The basic problem concerns application hosting services (AHS). In contrast to a webhost, which provides a virtual host machine on the Internet which the client configures with the desired applications, an AHS provides the application directly. Typepad is an example which provides the Movable Type application, or Smugmug which does photo galleries. Such services are proliferating because, for clients who really only want the provide application, they are cheaper and enormously easier to set up. From a junk point of view, the key features are that such services generally provide the ability to put up user generated HTML content in at a domain address for free.
While I agree with PT that being netsearch engine friendly and trusted are desirable characteristics of AHS targeted for colonization by junkers, I think that is secondary to them providing a source of free domains. I certainly see a lot of junk from obscure hosting services (such as u-blog.net and phlog.net). It is also the case, as I noted, that hosting services that don’t protect themselves against this kind of colonization will ostracized from the larger community1. From a junker point of view, even if a particular AHS becomes such a pariah that is is useless, there are always more of them waiting to be used and discarded at no monetary cost to the junkers.
What are the likely responses to this? One I have seen in a few places but I expect to become much more common is requiring a valid credit card even for free services. This service as a form of confirmed identity.
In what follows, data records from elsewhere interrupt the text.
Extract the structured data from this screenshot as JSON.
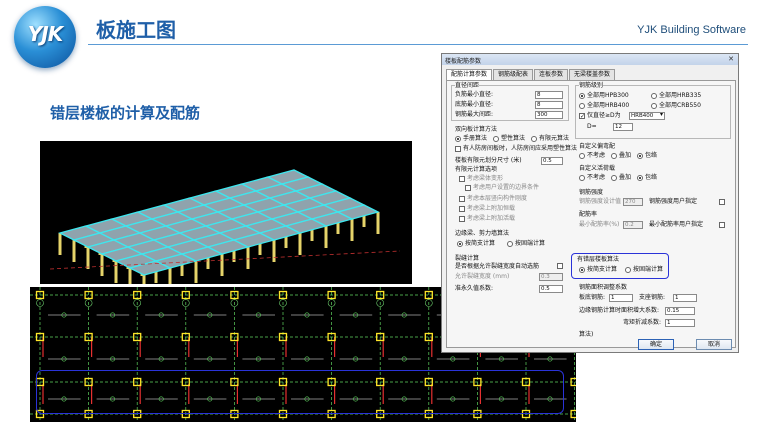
{
  "header": {
    "logo_text": "YJK",
    "title": "板施工图",
    "brand": "YJK Building Software"
  },
  "subtitle": "错层楼板的计算及配筋",
  "dialog": {
    "title": "楼板配筋参数",
    "tabs": [
      "配筋计算参数",
      "钢筋级配表",
      "连板参数",
      "无梁楼盖参数"
    ],
    "left": {
      "spacing_header": "直径间距",
      "neg_min_dia_label": "负筋最小直径:",
      "neg_min_dia": "8",
      "bot_min_dia_label": "底筋最小直径:",
      "bot_min_dia": "8",
      "max_spacing_label": "钢筋最大间距:",
      "max_spacing": "300",
      "method_header": "双向板计算方法",
      "method_options": [
        "手册算法",
        "塑性算法",
        "有限元算法"
      ],
      "fire_check_label": "有人防房间板时，人防房间应采用塑性算法",
      "fem_size_label": "楼板有限元划分尺寸 (米)",
      "fem_size": "0.5",
      "fem_options_header": "有限元计算选项",
      "fem_opt1": "考虑梁体变形",
      "fem_opt2": "考虑用户设置的边界条件",
      "fem_opt3": "考虑本层竖向构件刚度",
      "fem_opt4": "考虑梁上附加恒载",
      "fem_opt5": "考虑梁上附加活载",
      "boundary_header": "边缘梁、剪力墙算法",
      "boundary_options": [
        "按简支计算",
        "按固端计算"
      ],
      "crack_header": "裂缝计算",
      "crack_auto_label": "是否根据允许裂缝宽度自动选筋",
      "crack_width_label": "允许裂缝宽度 (mm)",
      "crack_width": "0.3",
      "quasi_label": "准永久值系数:",
      "quasi_value": "0.5"
    },
    "right": {
      "grade_header": "钢筋级别",
      "grades": [
        "全部用HPB300",
        "全部用HRB335",
        "全部用HRB400",
        "全部用CRB550"
      ],
      "only_dia_label": "仅直径≥D为",
      "only_dia_sel": "HRB400",
      "d_label": "D=",
      "d_value": "12",
      "fire_bend_header": "自定义偏弯配",
      "fire_bend_options": [
        "不考虑",
        "叠加",
        "包络"
      ],
      "custom_header": "自定义活荷载",
      "custom_options": [
        "不考虑",
        "叠加",
        "包络"
      ],
      "strength_header": "钢筋强度",
      "strength_label": "钢筋强度设计值",
      "strength_value": "270",
      "strength_user_label": "钢筋强度用户指定",
      "ratio_header": "配筋率",
      "min_ratio_label": "最小配筋率(%)",
      "min_ratio": "0.2",
      "min_ratio_user_label": "最小配筋率用户指定",
      "staggered_header": "有错层楼板算法",
      "staggered_options": [
        "按简支计算",
        "按固端计算"
      ],
      "adjust_header": "钢筋面积调整系数",
      "slab_bottom_label": "板底钢筋:",
      "slab_bottom": "1",
      "support_label": "支座钢筋:",
      "support": "1",
      "edge_label": "边缘钢筋计算时面积增大系数:",
      "edge_value": "0.15",
      "reduce_label": "弯矩折减系数:",
      "reduce_value": "1",
      "note": "算法)"
    },
    "ok_button": "确定",
    "cancel_button": "取消"
  },
  "plan": {
    "axis_labels": [
      "①",
      "②",
      "③",
      "④",
      "⑤",
      "⑥",
      "⑦",
      "⑧",
      "⑨",
      "⑩",
      "⑪",
      "⑫"
    ]
  }
}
It is not that one can’t fake that, but it would require engaging in a much more serious criminal act that is easier to prosecute and it would be trivial to detect the re-use of the same identity for large numbers of service instances.
I don’t think we’ll see much of a move toward invite only communities, as those don’t do very well unless the sponsor is already well known (e.g., gmail and Google). Not that such things won’t exist, but they won’t be a significant factor in the overall AHS market. Or, alternatively, the meaning of “invite” will be diluted into meaninglessness just like invitations to get a credit card2.
Internal policing will be important, but I am not sure how effective that will be given the scope of the problem. Absent some sort of gatekeeper software, no economically feasible staffing level could keep up with junker softbots registering new service instances.
Weblog defenses will continue to improve, although at this point my defenses are handling new variants with very little tweaking (I did end up banning the .fr domain). But this is limited as well, because of the fact that the point is to allow anonymous and unexpected communication.
Ultimately, the solution will be expensive (in some way — money, time, effort, latency) identities. As noted, credit cards can serve as a proxy for that today, modulo the problem of potential clients being unwilling to provide the information3. Any such identity system doesn’t have to be perfect, it just has to raise the bar high enough to make junking infeasible.
1 And even that might not be enough, as there’s no reason that the colonized host can’t also be target for junk from the same hosting service.
2 One does wonder if the junk market is sufficiently lucrative that, should credit card numbers become an important identity system for AHS, it would be worth it for a junker to sign up for every card he could, as that would not involve fraud.
3 This will be less of a burden as more people shop online and become used to providing that information to obtain online services.